The language in real estate contracts has always been important. In normal circumstances, poorly worded contracts or contracts that don’t address the specifics of the project or lessor/tenant relationship can end up costing parties time, money, and frustration. In the event of a global pandemic like the novel coronavirus, contract language can cost deals, force tenants out of their leases, or otherwise expose parties to as-yet-unknown risks.

Commercial lessors and tenants alike should take this time to carefully review their contracts, notably for declarations and restrictions of the force majeure clause.

Force majeure clauses are common in commercial leases and may provide parties excusable reasons for not meeting their obligations. Unforeseen circumstances or events totally outside the control of either party can trigger force majeure clauses; examples of force majeure events may include extreme weather, fire, or perhaps labor disputes or even terrorist acts.

In the wake of the coronavirus, a big question arises: is this global pandemic a force majeure event? The answer depends on the contract language. During a time when many tenants may be unable to meet their financial obligations, and lessors may need to put certain projects or promises on hold, the answer to this question could have wide-reaching ramifications.

Contract Wording Matters

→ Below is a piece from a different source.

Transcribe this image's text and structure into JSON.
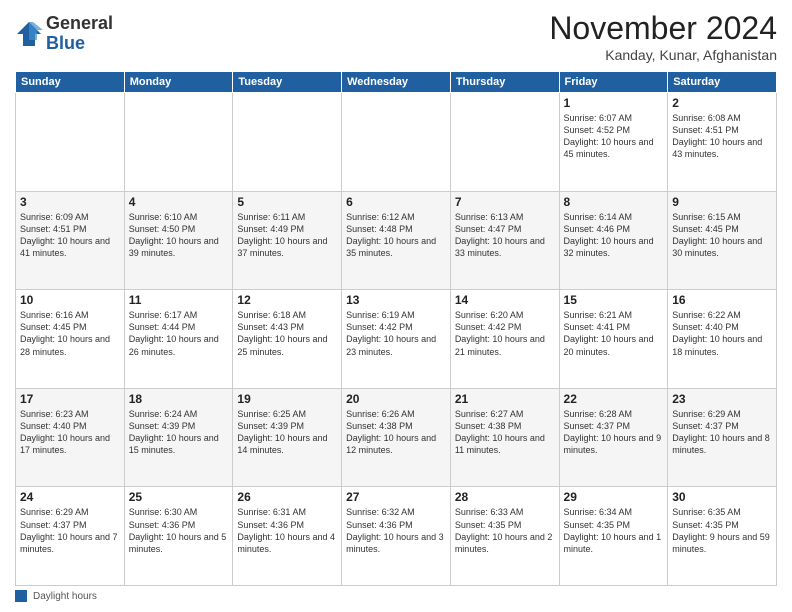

If existing clauses are vague, nonspecific, and all-encompassing, it can be difficult to determine whether the coronavirus pandemic is considered a force majeure event. On the other hand, if the clause contains specific language relating to “disease” “epidemic/pandemic” or “illness” as possible triggering events, then coronavirus may qualify.

That’s not all.

Governmental orders could provide the triggering event if contract langue is too general. It’s typical to include governmental laws, decrees, or ordinances as viable reasons for nonperformance of a contract; with some state governments issuing stay-at-home orders or prohibiting large gatherings, force majeure could apply.

Additionally, some contracts protect the lessor more than the tenant, or vice versa. If force majeure applies to one party but not the other, it’s important to identify those differences and clearly communicate both parties’ requirements.

Contract language should also be reviewed by trusted legal counsel if tenants are required by law to shut down or significantly reduce operations, like restaurants or retail, for example. Some leases require tenants to stay open or operational during certain hours. If a retail tenant is forced to close due to state or federal laws, would that violate the terms of the contract with the lessor? And to what degree will the landlord enforce certain provisions during this time? Alternatively, some leases always require that the lessor keep the building accessible. What is the correct path when governments issue shut-down notices?

Where to Go from Here

There are many questions and fewer clear answers. One issue that lessors should keep in mind is that even though relief for rent payments has not been included in federal stimulus packages, it’s to be expected that tenants will request delays in rent payments due to financial hardship. At the lessor’s discretion, ad hoc contract negotiations for waivers, forbearance, and other modifications can help solve the more immediate needs of both parties.

There are federal and state resources to help affected businesses mitigate financial losses through low-interest disaster assistance loans, state-deferred sales taxes, and more. Lessors and tenants who are in conversations about potential contract nonperformance can consider these outside resources in overall discussions.

The bottom line is to read the leases, whether lessor or tenant and gain an understanding of the impact of a national disaster. Have a conversation with a trusted legal team.

The coronavirus is likely to disrupt business for many weeks to come, and it is imperative that all parties remain proactive and quickly address potential issues as they arise. In my next article, we’ll take a look at the impact of the coronavirus on commercial real estate.

Clients who are unsure how the pandemic will affect construction or real estate can reach out to Jennifer French, Partner and Leader of the PBMares Construction and Real Estate Team for questions.